§ **Your instructions**: What is needed is an exact copy of every entry.

(Dataset items)
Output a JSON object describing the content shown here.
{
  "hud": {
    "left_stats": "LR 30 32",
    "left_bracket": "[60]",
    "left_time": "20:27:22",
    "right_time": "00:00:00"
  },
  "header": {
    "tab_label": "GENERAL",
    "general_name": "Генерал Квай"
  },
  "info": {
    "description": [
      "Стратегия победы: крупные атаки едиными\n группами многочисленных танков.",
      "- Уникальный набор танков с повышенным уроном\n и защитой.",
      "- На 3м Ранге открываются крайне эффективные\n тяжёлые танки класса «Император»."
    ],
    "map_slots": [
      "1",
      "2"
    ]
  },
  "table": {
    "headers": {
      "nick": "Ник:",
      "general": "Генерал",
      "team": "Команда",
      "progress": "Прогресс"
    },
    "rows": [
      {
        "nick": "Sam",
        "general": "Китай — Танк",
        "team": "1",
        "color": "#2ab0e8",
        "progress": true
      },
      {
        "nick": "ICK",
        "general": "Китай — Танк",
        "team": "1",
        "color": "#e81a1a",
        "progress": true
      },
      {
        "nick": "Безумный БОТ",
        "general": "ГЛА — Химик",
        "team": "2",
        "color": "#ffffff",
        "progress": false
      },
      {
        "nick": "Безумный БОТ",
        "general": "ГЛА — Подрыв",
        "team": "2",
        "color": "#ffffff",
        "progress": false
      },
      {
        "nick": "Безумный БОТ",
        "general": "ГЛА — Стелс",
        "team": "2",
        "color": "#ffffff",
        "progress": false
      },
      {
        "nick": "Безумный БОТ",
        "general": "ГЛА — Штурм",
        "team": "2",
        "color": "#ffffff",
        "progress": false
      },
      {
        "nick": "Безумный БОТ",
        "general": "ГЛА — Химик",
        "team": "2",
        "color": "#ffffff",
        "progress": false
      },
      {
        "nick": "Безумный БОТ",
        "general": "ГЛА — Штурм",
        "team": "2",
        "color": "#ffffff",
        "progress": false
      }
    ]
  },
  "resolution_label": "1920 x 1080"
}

§ **Response to this exercise**:
Output a JSON object describing the content shown here.
{
  "hud": {
    "left_stats": "LR 30 32",
    "left_bracket": "[60]",
    "left_time": "20:27:22",
    "right_time": "00:00:00"
  },
  "header": {
    "tab_label": "GENERAL",
    "general_name": "Генерал Квай"
  },
  "info": {
    "description": [
      "Стратегия победы: крупные атаки едиными\n группами многочисленных танков.",
      "- Уникальный набор танков с повышенным уроном\n и защитой.",
      "- На 3м Ранге открываются крайне эффективные\n тяжёлые танки класса «Император»."
    ],
    "map_slots": [
      "1",
      "2"
    ]
  },
  "table": {
    "headers": {
      "nick": "Ник:",
      "general": "Генерал",
      "team": "Команда",
      "progress": "Прогресс"
    },
    "rows": [
      {
        "nick": "Sam",
        "general": "Китай — Танк",
        "team": "1",
        "color": "#2ab0e8",
        "progress": true
      },
      {
        "nick": "ICK",
        "general": "Китай — Танк",
        "team": "1",
        "color": "#e81a1a",
        "progress": true
      },
      {
        "nick": "Безумный БОТ",
        "general": "ГЛА — Химик",
        "team": "2",
        "color": "#ffffff",
        "progress": false
      },
      {
        "nick": "Безумный БОТ",
        "general": "ГЛА — Подрыв",
        "team": "2",
        "color": "#ffffff",
        "progress": false
      },
      {
        "nick": "Безумный БОТ",
        "general": "ГЛА — Стелс",
        "team": "2",
        "color": "#ffffff",
        "progress": false
      },
      {
        "nick": "Безумный БОТ",
        "general": "ГЛА — Штурм",
        "team": "2",
        "color": "#ffffff",
        "progress": false
      },
      {
        "nick": "Безумный БОТ",
        "general": "ГЛА — Химик",
        "team": "2",
        "color": "#ffffff",
        "progress": false
      },
      {
        "nick": "Безумный БОТ",
        "general": "ГЛА — Штурм",
        "team": "2",
        "color": "#ffffff",
        "progress": false
      }
    ]
  },
  "resolution_label": "1920 x 1080"
}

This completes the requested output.